When the National Park Service finalizes its visitation numbers for last year, don't be surprised to hear there was a decline from the 283 million tally made in 2012.
Barring another lawsuit, a nearly 40 percent increase in campground space and 5 percent more lodging will be allowed in the Yosemite Valley under the final Merced River plan released Friday by the National Park Service.
John Lowry Dobson (1915-2014) amateur telescope maker, co-founder of the Sidewalk Astronomers, and an evangelist for interpreting the "other half" of our national parks, dies at age 98
Many of us have some occasional moments of nostalgia—or perhaps just a bit of curiosity—about life in our parks during what we presume was a less frantic world a generation or two ago. If that's the case, and you'd like to get a peek at life as a ranger and his spouse in Yosemite and several other western national parks in the 1930s and 1940s, you'll likely enjoy reading a book that's a park's classic: Bears in my Kitchen.
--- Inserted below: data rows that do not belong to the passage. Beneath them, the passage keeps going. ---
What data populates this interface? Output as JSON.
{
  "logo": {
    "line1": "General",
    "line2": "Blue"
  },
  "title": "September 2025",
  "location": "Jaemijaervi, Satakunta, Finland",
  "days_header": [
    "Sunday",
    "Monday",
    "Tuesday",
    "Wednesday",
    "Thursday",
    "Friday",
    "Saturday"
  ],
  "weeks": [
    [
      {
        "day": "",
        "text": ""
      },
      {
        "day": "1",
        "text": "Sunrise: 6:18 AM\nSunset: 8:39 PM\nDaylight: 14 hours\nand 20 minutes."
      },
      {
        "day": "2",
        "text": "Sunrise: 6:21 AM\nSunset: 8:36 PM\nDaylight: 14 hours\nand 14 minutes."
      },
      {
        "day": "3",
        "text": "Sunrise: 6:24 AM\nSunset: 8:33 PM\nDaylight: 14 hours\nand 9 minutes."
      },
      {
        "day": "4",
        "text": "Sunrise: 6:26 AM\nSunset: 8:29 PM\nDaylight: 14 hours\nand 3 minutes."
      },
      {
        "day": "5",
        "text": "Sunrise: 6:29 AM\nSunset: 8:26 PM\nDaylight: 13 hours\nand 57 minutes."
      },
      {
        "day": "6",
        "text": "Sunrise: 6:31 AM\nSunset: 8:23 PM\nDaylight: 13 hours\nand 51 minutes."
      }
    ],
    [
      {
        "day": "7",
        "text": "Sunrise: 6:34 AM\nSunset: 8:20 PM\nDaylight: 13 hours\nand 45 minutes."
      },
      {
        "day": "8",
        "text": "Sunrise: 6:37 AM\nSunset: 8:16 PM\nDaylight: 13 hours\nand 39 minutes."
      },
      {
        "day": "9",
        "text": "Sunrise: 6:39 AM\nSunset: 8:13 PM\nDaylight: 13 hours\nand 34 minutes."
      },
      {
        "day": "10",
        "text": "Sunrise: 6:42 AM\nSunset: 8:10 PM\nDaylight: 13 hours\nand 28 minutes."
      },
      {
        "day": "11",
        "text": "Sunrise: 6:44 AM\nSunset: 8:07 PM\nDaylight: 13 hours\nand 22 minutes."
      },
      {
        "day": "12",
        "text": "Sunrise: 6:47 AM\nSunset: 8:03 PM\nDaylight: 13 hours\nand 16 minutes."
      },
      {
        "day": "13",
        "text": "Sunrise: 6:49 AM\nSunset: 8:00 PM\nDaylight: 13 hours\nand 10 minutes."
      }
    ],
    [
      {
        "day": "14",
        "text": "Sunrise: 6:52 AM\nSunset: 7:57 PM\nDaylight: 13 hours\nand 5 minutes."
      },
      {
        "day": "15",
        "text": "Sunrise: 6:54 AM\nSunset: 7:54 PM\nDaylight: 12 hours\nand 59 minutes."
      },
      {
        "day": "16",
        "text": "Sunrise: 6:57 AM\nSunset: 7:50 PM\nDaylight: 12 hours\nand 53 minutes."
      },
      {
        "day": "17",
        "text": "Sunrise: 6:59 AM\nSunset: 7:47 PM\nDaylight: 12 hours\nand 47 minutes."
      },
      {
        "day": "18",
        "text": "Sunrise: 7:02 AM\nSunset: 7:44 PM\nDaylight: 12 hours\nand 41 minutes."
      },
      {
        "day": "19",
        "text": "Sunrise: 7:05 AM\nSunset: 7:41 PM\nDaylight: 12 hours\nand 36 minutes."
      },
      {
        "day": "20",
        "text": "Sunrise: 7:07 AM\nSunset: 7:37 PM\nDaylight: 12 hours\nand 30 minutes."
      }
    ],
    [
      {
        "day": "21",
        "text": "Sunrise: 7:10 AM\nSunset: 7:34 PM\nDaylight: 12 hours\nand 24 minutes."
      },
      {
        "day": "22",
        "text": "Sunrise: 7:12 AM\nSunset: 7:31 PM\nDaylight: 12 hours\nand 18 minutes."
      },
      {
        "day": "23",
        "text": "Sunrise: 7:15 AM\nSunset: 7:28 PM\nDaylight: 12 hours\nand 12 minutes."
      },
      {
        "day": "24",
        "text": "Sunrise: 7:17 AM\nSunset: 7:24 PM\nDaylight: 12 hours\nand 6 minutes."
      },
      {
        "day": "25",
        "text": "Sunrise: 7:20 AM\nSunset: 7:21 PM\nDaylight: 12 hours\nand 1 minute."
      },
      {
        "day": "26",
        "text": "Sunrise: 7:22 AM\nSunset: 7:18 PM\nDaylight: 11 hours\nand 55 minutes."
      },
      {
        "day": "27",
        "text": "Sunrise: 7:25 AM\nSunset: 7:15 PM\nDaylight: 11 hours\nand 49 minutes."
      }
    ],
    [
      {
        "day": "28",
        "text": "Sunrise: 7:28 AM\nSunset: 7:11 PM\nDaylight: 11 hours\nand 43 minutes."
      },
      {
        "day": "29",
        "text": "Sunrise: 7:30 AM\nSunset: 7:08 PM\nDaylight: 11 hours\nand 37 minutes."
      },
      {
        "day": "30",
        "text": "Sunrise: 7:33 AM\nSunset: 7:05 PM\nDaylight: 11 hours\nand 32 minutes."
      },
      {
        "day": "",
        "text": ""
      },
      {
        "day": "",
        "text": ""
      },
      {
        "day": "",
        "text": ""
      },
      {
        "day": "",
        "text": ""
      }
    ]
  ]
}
Starting in 1922 as a type-written news sheet, Yosemite Nature Notes the periodical went on to become a charming magazine with more than 400 issues during its 40 years of publication.
This year's edition of "Muir's Ride," part of a campaign to see the Hetch Hetchy Valley of Yosemite National Park drained of its water and restored, will stretch from the San Francisco Bay Area to Yosemite.
Hiking is a popular activity in our parks, and trails—long and short, easy to arduous—provide almost unlimited opportunities for us to stretch our legs or challenge our abilities. Whether a hike on a particular trail seems "scary" is a pretty subjective question, since our tolerance for steep drop-offs, uncertain footing or other factors varies widely from person to person.
How skimpy are snow levels across the Sierra Nevada this winter? The above satellite photo pretty much sums things up.